1. Orthotopic transplant – is the most common type of liver transplant where whole liver is taken from recently deceased person (donor). Surgeon will make an incision in the patient’s abdomen and remove the liver. The donor liver then will be placed and connected to the blood vessels and bile ducts. The incision will be closed using surgical clips. Surgeon will attach drainage tubes to drain away extra fluids that may usually remain attached for several days after surgery.
2. Live donor transplant – living donor (close family person, or close relative) will have a surgery to remove either the left or right side of their liver (right side of liver is generally recommended for adults and left is smaller and suited for children). After the donor surgery, patient liver will be removed and replaced with the donor’s liver lobe and then will connect blood vessels and bile ducts. The transplanted lobe and donor’s lobe will quickly regenerate themselves and re-grow to their normal size within two three months post the transplant.
3. Split donation - when the donor liver becomes available from a recently deceased person and both the adult and a child are suitable candidates to receive it then the donated liver will be split into the right and left lobes. The right lobe (larger) will be transplanted into the adult and the left (smaller) lobe will transplanted into the child.
There can be some risk or complications post liver transplant surgery:
• Abnormal bleeding
• Blocked blood vessels
• Leakage of bile or blocked bile ducts
• Rejection of new organ (liver lobe)
Patient will be kept in ICU for monitoring the conditions or some symptoms/signs of complications for few days. Then will be shifted to the regular hospital room for 5-10 days depending on the condition of the patient. It can take 6 to 8 months for getting fully healed after the transplant.

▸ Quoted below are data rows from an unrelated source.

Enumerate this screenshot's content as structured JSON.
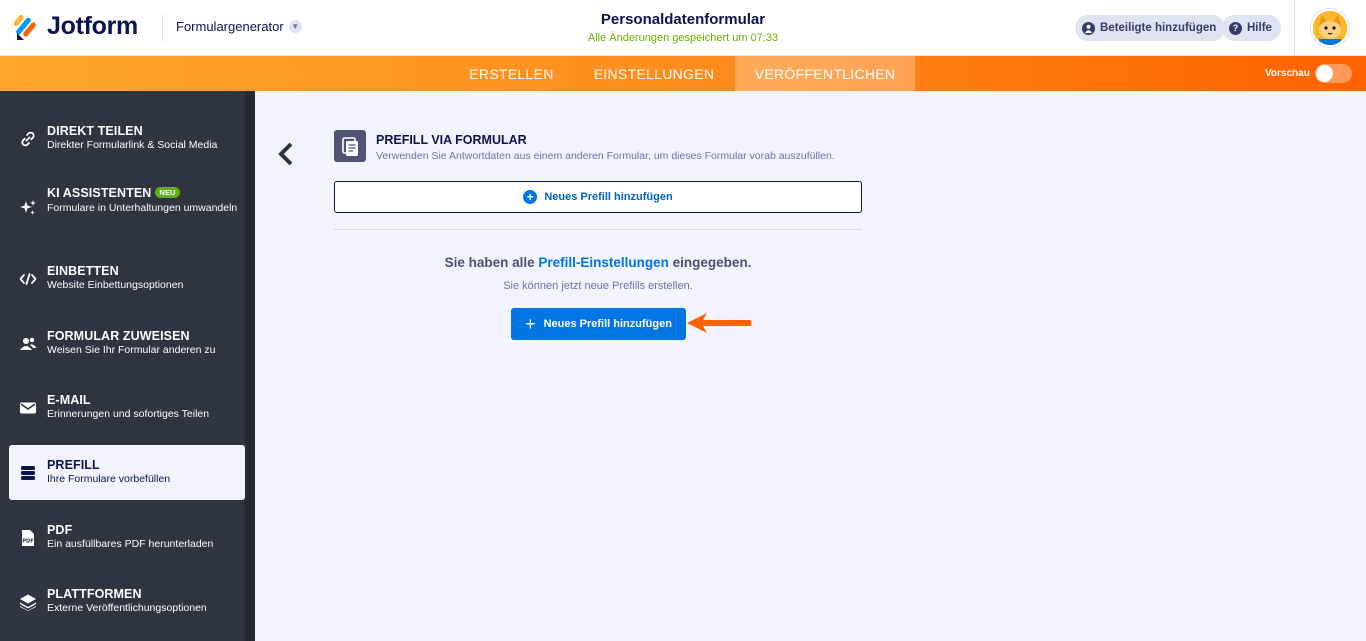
{
  "header": {
    "logo_text": "Jotform",
    "generator_label": "Formulargenerator",
    "form_title": "Personaldatenformular",
    "save_status": "Alle Änderungen gespeichert um 07:33",
    "invite_label": "Beteiligte hinzufügen",
    "help_label": "Hilfe"
  },
  "nav": {
    "tabs": [
      {
        "label": "ERSTELLEN",
        "active": false
      },
      {
        "label": "EINSTELLUNGEN",
        "active": false
      },
      {
        "label": "VERÖFFENTLICHEN",
        "active": true
      }
    ],
    "preview_label": "Vorschau",
    "preview_on": false
  },
  "sidebar": {
    "items": [
      {
        "title": "DIREKT TEILEN",
        "subtitle": "Direkter Formularlink & Social Media",
        "icon": "link-icon"
      },
      {
        "title": "KI ASSISTENTEN",
        "badge": "NEU",
        "subtitle": "Formulare in Unterhaltungen umwandeln",
        "icon": "sparkle-icon"
      },
      {
        "title": "EINBETTEN",
        "subtitle": "Website Einbettungsoptionen",
        "icon": "code-icon"
      },
      {
        "title": "FORMULAR ZUWEISEN",
        "subtitle": "Weisen Sie Ihr Formular anderen zu",
        "icon": "users-icon"
      },
      {
        "title": "E-MAIL",
        "subtitle": "Erinnerungen und sofortiges Teilen",
        "icon": "envelope-icon"
      },
      {
        "title": "PREFILL",
        "subtitle": "Ihre Formulare vorbefüllen",
        "icon": "database-icon",
        "active": true
      },
      {
        "title": "PDF",
        "subtitle": "Ein ausfüllbares PDF herunterladen",
        "icon": "pdf-icon"
      },
      {
        "title": "PLATTFORMEN",
        "subtitle": "Externe Veröffentlichungsoptionen",
        "icon": "layers-icon"
      }
    ]
  },
  "main": {
    "section_title": "PREFILL VIA FORMULAR",
    "section_desc": "Verwenden Sie Antwortdaten aus einem anderen Formular, um dieses Formular vorab auszufüllen.",
    "add_outline_label": "Neues Prefill hinzufügen",
    "done_prefix": "Sie haben alle",
    "done_link": "Prefill-Einstellungen",
    "done_suffix": "eingegeben.",
    "sub_text": "Sie können jetzt neue Prefills erstellen.",
    "add_solid_label": "Neues Prefill hinzufügen"
  },
  "colors": {
    "accent_blue": "#0075e3",
    "navbar_orange": "#ff8a1c",
    "sidebar_bg": "#2f3441",
    "success_green": "#64b200",
    "annotation_arrow": "#ff6100"
  }
}
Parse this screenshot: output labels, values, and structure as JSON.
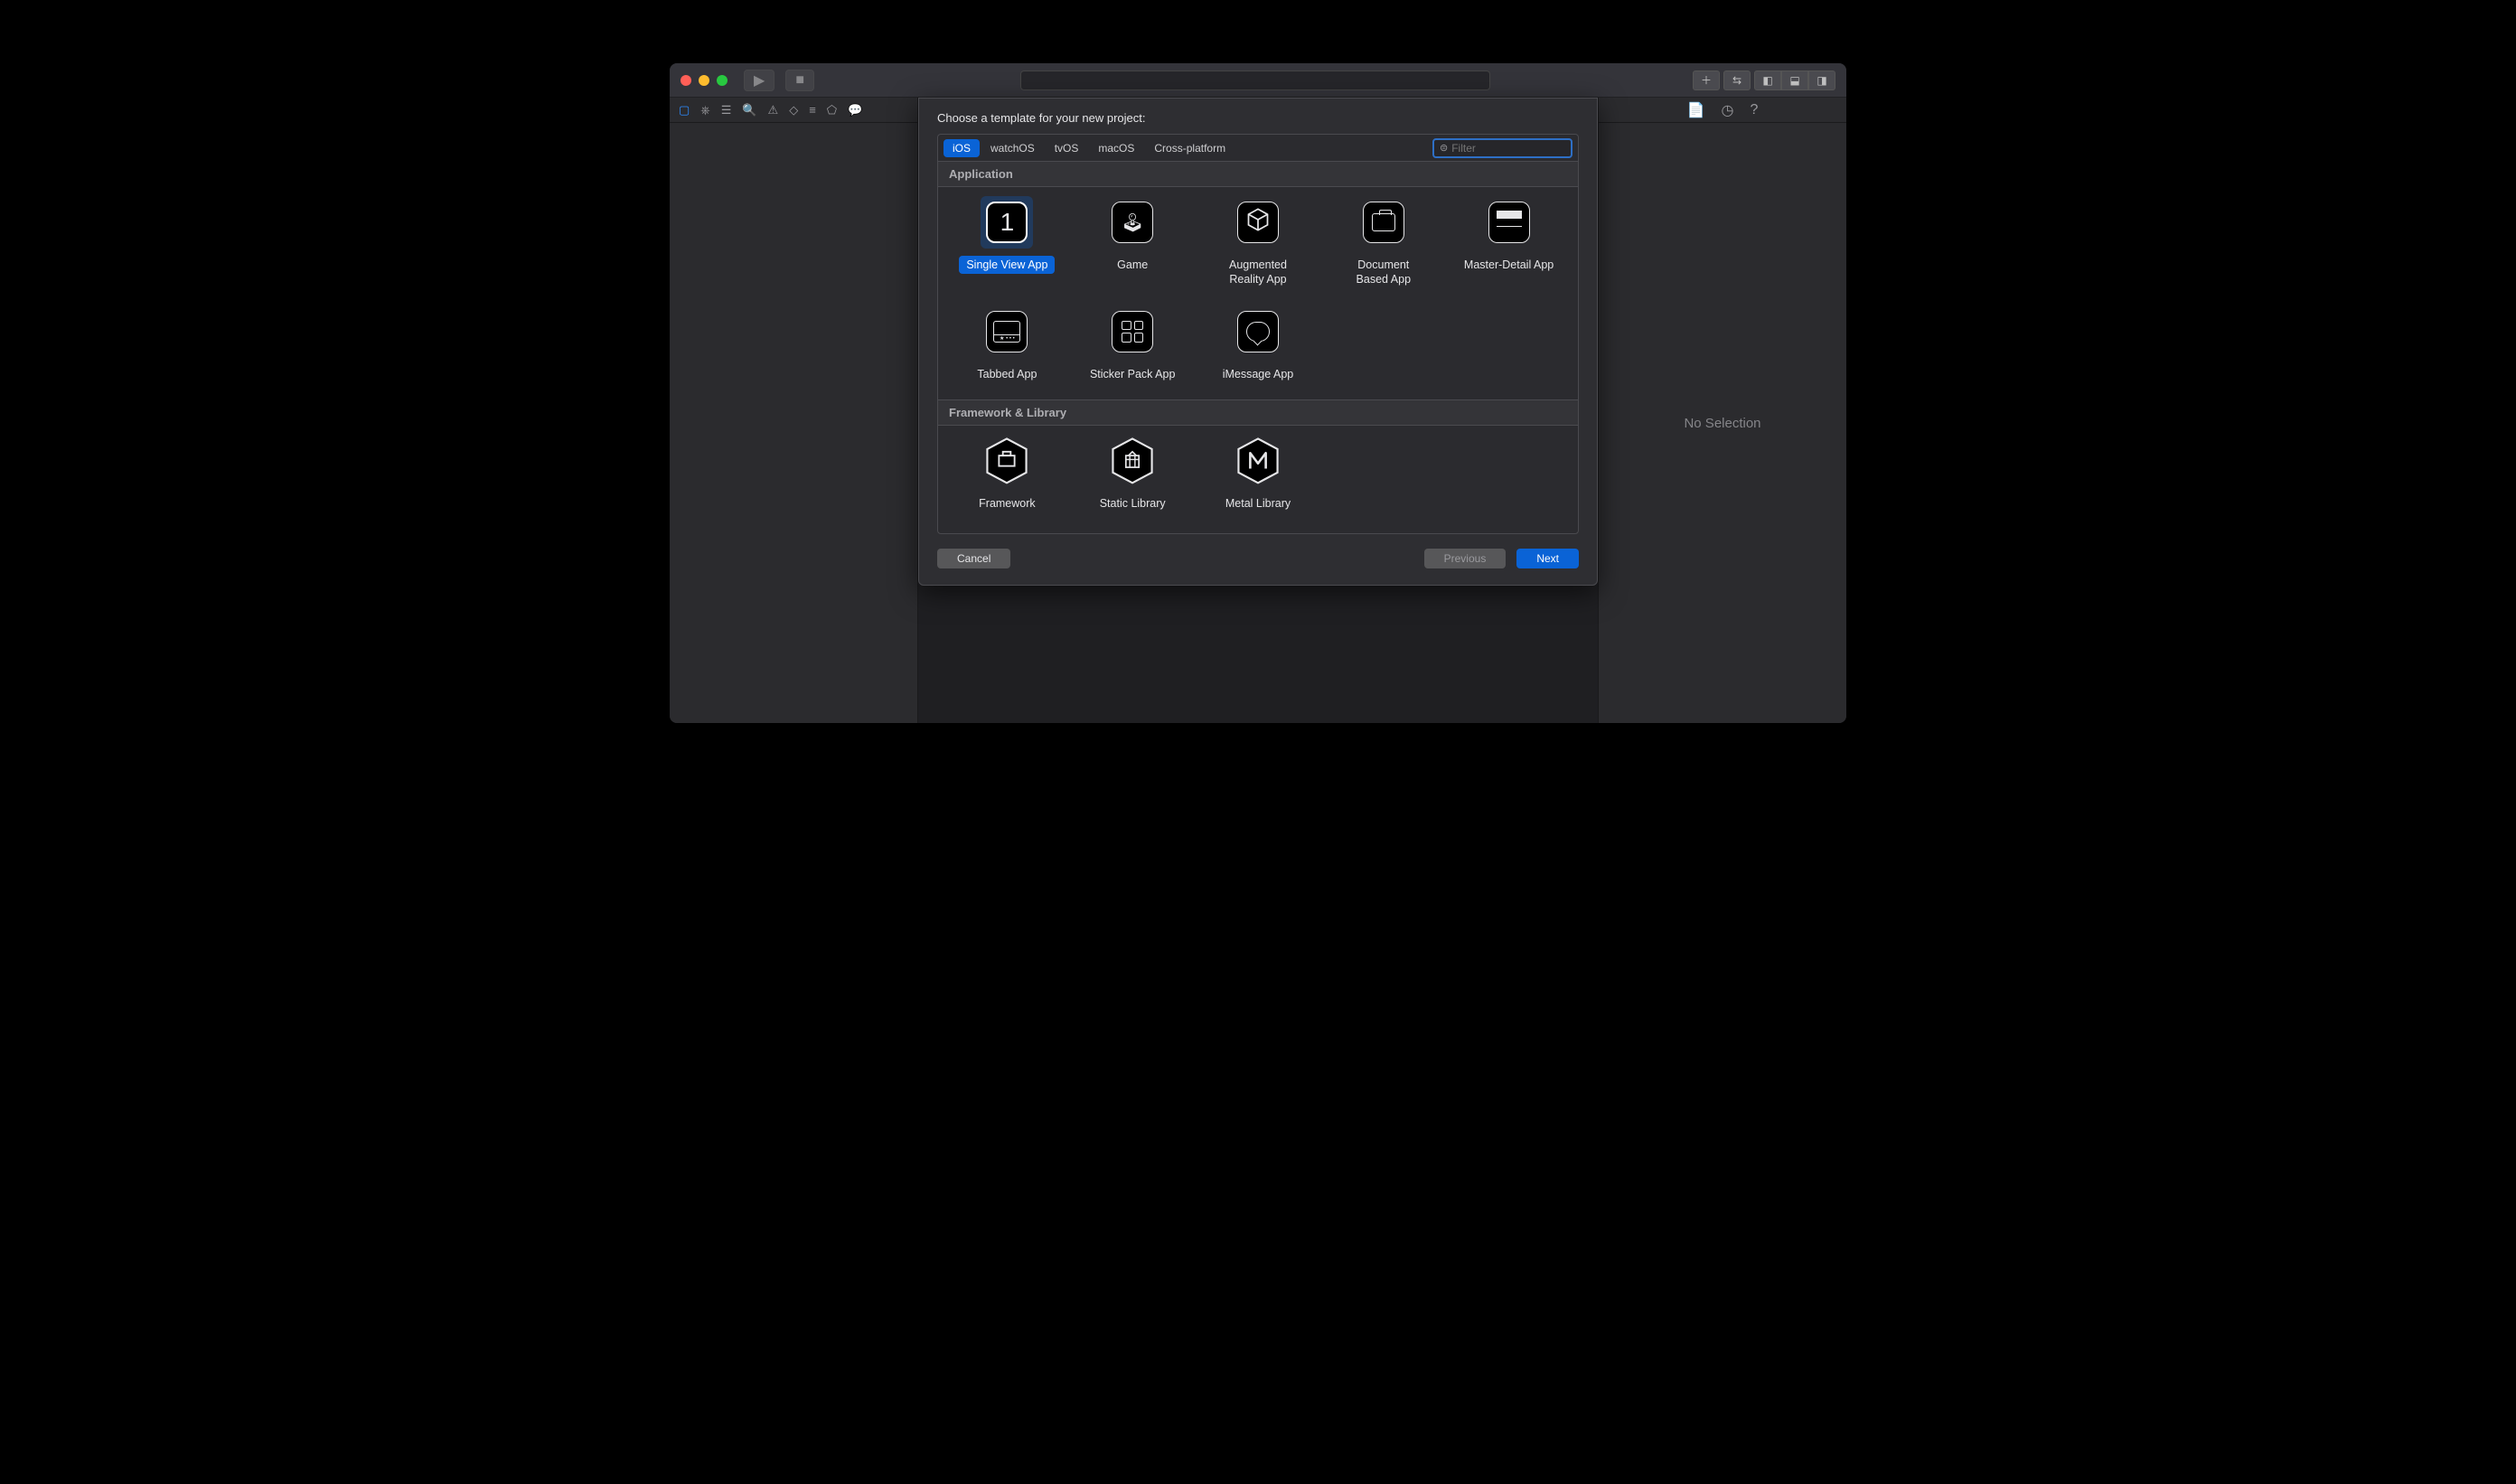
{
  "toolbar": {
    "title_field": ""
  },
  "sheet": {
    "title": "Choose a template for your new project:",
    "filter_placeholder": "Filter",
    "platforms": [
      "iOS",
      "watchOS",
      "tvOS",
      "macOS",
      "Cross-platform"
    ],
    "selected_platform": "iOS",
    "sections": {
      "application": {
        "title": "Application",
        "items": [
          {
            "label": "Single View App",
            "icon": "one",
            "selected": true
          },
          {
            "label": "Game",
            "icon": "sprite"
          },
          {
            "label": "Augmented\nReality App",
            "icon": "cube"
          },
          {
            "label": "Document\nBased App",
            "icon": "folder"
          },
          {
            "label": "Master-Detail App",
            "icon": "master-detail"
          },
          {
            "label": "Tabbed App",
            "icon": "tabbar"
          },
          {
            "label": "Sticker Pack App",
            "icon": "grid4"
          },
          {
            "label": "iMessage App",
            "icon": "bubble"
          }
        ]
      },
      "framework": {
        "title": "Framework & Library",
        "items": [
          {
            "label": "Framework",
            "icon": "hex-toolbox"
          },
          {
            "label": "Static Library",
            "icon": "hex-building"
          },
          {
            "label": "Metal Library",
            "icon": "hex-m"
          }
        ]
      }
    },
    "buttons": {
      "cancel": "Cancel",
      "previous": "Previous",
      "next": "Next"
    }
  },
  "inspector": {
    "no_selection": "No Selection"
  }
}
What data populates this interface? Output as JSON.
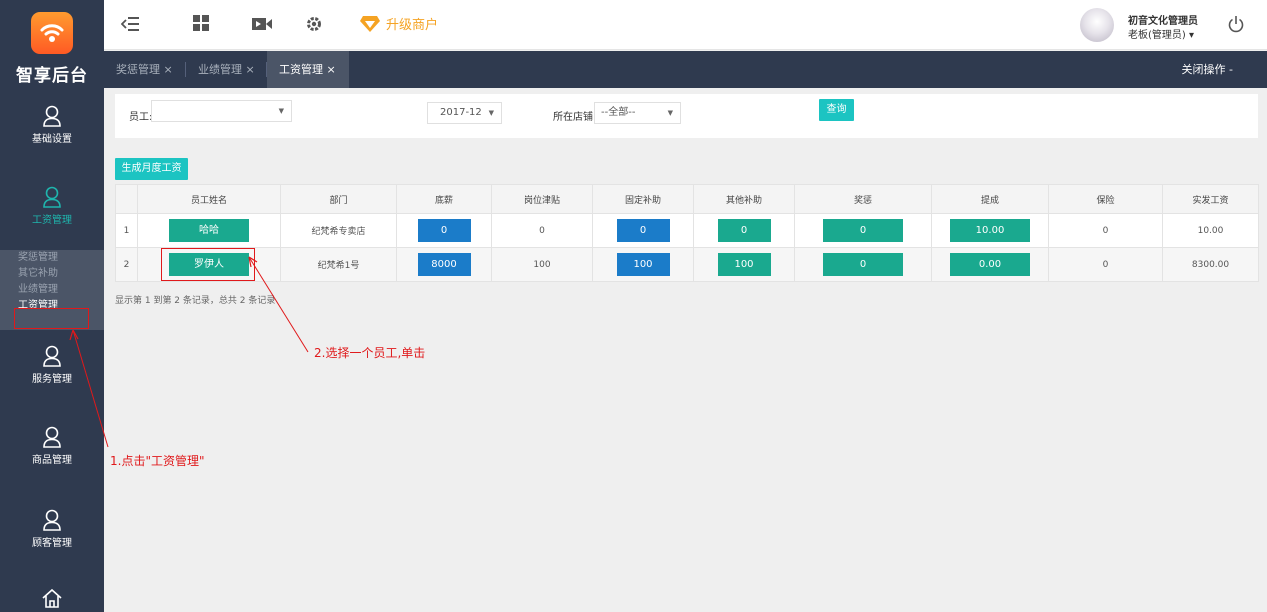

Patient can go back to normal routine after few months and need to take suggested medications on time, maintain healthy lifestyle and food habits. Regular follow ups should be done.